■ About this task ■
Copy all lines below that use the word "title".
-=-=-=-=-
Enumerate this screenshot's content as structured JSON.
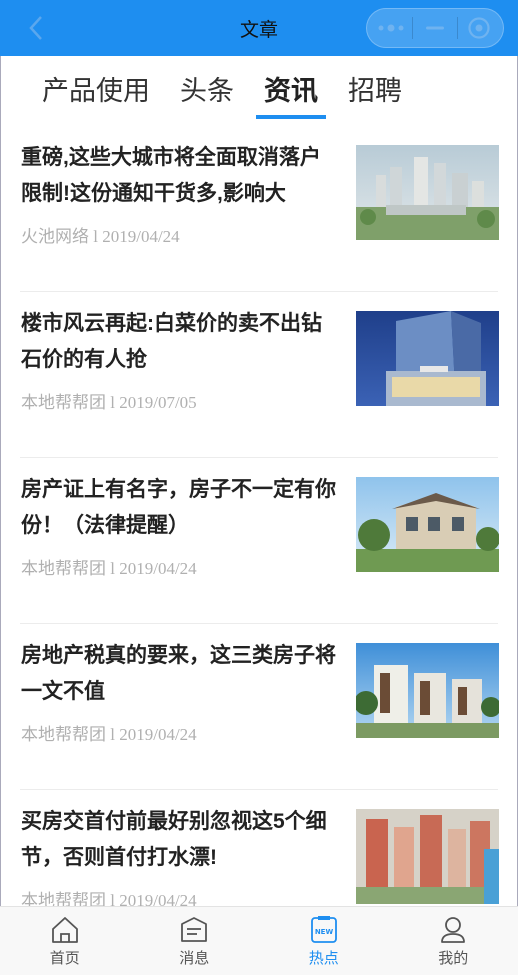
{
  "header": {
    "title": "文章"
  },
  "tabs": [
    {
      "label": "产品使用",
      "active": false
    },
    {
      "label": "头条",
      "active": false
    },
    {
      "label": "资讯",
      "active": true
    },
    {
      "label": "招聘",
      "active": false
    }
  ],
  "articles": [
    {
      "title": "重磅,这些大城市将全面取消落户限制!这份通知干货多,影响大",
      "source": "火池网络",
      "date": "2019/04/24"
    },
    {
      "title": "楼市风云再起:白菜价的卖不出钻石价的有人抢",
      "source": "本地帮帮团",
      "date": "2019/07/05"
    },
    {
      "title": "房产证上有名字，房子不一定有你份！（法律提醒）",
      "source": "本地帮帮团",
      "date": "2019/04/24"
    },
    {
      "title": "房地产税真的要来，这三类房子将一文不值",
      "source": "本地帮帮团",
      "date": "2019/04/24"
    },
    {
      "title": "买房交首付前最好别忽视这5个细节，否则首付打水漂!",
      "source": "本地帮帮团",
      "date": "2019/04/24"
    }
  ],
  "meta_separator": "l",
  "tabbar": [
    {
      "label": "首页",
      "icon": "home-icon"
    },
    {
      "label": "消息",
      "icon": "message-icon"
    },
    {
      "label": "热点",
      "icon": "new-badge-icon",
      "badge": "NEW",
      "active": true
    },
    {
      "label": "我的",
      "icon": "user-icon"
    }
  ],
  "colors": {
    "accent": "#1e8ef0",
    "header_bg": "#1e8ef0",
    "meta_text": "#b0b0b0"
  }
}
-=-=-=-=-
■ Task solution ■
    "title": "文章"
      "title": "重磅,这些大城市将全面取消落户限制!这份通知干货多,影响大",
      "title": "楼市风云再起:白菜价的卖不出钻石价的有人抢",
      "title": "房产证上有名字，房子不一定有你份！（法律提醒）",
      "title": "房地产税真的要来，这三类房子将一文不值",
      "title": "买房交首付前最好别忽视这5个细节，否则首付打水漂!",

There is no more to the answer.